Why do people who are not clinically crazy throw themselves into campaigns of murder and suicide? The sociological answer to this question assumes a pettiness in human nature, such that even the slightest of humiliations and misfortunes may be regarded as sufficiently devastating, under certain conditions, as to sweep aside the gravest of moral considerations. I prefer to invoke the history of ideas.
If Jews and Arabs are to exist peacefully and achieve justice in the framework of a single democratic state, as proposed by Perry Anderson, the acceptance by both peoples of the equality of the other, both as collectives and as individuals, is a necessary condition.
If Jews and Arabs are to draft a constitution that would be more than a useless piece of paper and which would secure their joint lives together, they must recognise each other as equal claimants to the land, and must recognise each other as people of equal value, regardless of their differences.
I felt a firm grip on my arm - the sudden, unexpected gesture at once a sign of solidarity and an appeal for support.
We, amongst Jews and Catholics from five continents, were standing on the grounds of the Treblinka Murder Camp, fighting back tears as we sang, together, psalms and hymns.
We had already spent two days together, as participants in the International Catholic-Jewish Liaison Committee's twenty-third Consultation, this time in Warsaw, Poland.
Boycott, Divestment and Sanctions (BDS) campaigners and their supporters like to claim that Israel is becoming increasingly isolated internationally. Israel's supporters also sometimes express concern that the relentless campaign of misinformation and false blame may be having a detrimental effect on Israel's international standing.
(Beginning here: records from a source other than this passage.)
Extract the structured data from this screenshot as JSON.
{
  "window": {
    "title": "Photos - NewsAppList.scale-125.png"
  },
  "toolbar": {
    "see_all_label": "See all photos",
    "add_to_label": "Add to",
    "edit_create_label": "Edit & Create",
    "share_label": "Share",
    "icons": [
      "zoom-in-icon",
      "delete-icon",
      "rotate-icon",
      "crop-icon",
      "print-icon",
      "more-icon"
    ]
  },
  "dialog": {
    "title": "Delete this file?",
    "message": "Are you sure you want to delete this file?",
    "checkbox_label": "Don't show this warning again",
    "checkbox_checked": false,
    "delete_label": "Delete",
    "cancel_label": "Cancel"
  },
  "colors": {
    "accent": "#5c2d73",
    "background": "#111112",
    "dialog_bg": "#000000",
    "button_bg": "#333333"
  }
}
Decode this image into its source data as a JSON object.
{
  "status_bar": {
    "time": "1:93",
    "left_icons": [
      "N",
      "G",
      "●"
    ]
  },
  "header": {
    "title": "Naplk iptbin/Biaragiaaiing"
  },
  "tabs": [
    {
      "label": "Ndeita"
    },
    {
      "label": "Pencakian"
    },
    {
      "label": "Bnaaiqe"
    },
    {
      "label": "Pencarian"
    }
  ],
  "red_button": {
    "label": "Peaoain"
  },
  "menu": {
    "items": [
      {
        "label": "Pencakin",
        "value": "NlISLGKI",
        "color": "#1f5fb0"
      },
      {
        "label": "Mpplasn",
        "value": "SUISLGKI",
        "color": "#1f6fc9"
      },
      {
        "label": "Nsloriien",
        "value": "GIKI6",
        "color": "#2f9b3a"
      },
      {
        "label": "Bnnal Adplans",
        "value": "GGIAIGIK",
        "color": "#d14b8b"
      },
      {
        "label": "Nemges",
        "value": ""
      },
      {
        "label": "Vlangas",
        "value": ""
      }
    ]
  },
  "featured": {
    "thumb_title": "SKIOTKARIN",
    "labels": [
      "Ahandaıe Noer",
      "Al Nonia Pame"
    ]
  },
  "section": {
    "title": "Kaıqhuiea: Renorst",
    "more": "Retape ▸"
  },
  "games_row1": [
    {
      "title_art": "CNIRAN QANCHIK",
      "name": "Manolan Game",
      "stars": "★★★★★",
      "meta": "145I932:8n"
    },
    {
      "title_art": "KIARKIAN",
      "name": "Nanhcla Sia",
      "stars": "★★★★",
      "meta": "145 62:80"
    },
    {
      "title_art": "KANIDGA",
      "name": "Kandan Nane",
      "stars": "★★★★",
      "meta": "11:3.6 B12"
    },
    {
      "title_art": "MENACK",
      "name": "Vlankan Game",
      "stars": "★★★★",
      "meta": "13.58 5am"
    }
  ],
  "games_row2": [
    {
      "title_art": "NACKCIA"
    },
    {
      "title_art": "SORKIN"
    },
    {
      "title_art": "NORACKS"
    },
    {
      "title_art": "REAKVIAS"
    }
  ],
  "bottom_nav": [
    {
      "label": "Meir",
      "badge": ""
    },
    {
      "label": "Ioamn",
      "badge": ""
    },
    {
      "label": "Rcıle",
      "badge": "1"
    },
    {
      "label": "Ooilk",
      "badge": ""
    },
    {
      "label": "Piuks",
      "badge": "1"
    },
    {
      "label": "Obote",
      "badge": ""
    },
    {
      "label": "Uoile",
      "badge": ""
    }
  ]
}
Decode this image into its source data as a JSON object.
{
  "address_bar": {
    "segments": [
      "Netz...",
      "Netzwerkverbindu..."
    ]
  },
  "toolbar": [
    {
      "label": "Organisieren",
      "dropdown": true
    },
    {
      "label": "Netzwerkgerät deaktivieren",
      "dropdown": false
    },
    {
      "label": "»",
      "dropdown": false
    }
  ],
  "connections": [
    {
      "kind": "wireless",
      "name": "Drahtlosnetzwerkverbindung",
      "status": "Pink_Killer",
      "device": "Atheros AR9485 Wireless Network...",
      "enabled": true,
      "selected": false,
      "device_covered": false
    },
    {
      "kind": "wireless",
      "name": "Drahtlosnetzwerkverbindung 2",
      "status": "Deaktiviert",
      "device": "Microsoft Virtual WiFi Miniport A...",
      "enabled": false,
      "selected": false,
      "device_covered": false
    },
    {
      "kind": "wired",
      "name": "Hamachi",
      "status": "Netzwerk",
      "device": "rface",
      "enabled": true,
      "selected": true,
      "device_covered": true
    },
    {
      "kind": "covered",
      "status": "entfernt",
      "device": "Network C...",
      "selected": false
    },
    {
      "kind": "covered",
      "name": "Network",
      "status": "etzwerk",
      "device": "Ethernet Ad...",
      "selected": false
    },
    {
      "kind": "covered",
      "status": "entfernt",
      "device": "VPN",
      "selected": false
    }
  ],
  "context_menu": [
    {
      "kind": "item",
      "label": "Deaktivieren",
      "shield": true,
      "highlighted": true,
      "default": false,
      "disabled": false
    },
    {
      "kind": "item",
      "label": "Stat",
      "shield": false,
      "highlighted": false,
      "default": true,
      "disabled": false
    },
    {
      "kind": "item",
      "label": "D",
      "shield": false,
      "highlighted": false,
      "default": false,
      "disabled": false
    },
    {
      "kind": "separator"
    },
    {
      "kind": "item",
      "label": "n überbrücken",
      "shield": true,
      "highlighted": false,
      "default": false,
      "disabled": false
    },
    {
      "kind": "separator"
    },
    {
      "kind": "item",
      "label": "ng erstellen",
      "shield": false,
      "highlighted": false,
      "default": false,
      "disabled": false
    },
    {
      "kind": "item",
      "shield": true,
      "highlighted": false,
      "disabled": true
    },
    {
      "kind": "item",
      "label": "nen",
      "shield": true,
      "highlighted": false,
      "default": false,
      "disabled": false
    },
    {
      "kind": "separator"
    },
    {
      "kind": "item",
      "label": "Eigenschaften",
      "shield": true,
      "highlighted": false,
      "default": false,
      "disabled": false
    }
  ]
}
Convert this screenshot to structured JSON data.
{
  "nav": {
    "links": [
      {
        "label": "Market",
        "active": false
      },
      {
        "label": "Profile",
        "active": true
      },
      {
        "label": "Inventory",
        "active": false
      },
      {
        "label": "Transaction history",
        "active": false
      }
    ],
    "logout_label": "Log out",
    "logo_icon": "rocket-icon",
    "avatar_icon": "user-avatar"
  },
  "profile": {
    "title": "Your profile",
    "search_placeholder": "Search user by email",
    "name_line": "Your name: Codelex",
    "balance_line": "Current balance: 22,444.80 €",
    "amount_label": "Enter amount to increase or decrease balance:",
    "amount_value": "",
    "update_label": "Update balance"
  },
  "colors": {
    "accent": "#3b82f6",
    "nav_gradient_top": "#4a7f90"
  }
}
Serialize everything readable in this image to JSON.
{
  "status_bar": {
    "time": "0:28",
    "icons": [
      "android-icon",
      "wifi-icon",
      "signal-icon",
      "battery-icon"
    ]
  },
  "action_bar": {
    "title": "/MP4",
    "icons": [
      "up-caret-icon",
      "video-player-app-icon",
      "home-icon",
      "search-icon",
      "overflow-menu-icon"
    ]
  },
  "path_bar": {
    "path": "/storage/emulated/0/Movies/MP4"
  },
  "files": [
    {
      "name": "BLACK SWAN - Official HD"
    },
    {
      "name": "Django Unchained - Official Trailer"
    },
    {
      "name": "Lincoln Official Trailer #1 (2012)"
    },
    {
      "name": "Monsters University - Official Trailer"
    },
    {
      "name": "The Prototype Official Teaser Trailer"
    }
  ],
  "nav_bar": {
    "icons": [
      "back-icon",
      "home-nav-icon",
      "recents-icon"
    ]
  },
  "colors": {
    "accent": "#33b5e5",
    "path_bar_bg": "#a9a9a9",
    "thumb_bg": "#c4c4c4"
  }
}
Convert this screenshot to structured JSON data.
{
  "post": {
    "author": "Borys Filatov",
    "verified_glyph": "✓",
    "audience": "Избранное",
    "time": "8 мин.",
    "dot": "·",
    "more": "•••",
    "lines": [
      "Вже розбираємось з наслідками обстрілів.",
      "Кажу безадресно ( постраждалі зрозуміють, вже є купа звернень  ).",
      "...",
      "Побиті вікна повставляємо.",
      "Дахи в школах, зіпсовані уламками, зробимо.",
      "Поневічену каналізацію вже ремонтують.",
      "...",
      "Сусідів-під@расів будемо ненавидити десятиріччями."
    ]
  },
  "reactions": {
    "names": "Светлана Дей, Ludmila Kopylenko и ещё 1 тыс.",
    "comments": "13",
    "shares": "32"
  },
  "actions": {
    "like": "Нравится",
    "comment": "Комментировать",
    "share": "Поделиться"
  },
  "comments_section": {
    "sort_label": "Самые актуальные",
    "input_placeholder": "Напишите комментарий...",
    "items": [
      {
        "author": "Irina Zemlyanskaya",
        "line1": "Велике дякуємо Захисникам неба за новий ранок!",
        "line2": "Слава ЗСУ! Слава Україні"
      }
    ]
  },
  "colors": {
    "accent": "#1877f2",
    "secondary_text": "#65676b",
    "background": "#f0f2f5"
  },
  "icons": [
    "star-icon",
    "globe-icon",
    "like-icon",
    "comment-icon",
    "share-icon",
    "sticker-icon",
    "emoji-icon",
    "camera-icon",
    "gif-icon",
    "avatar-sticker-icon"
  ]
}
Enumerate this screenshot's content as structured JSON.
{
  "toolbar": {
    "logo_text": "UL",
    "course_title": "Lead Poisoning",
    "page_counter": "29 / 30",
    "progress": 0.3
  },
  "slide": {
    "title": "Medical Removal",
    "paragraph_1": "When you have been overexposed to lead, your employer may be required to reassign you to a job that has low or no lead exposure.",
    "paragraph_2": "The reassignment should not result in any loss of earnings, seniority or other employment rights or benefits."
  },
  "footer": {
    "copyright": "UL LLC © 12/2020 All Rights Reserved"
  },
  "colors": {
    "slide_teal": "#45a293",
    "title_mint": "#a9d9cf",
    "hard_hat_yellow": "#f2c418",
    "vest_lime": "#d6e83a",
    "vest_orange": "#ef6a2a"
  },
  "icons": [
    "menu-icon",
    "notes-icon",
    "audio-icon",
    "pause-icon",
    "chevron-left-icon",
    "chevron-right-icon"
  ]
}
Yet, as is so often the case with Israel, the reality is somewhat different to the perception.
Allow me to paint a picture: The office of the Mayor of the Molenbeek municipality in Brussels sits alongside a picturesque, typically European cobblestone square. Across the square, within plain view of the municipal government, sits the family home of Salah Abdeslam, the Islamic State terrorist who was finally captured on March 18th after evading authorities since the November Paris attacks. Nothing separates the two buildings, but they are a world apart.
Surveying the post-war international system in 1952, Israel's founder David Ben-Gurion wrote that European hegemony was on the decline, and that it stood to be replaced eventually by Asia.
As would happen with many of his varied insights, this one, too, proved prophetic.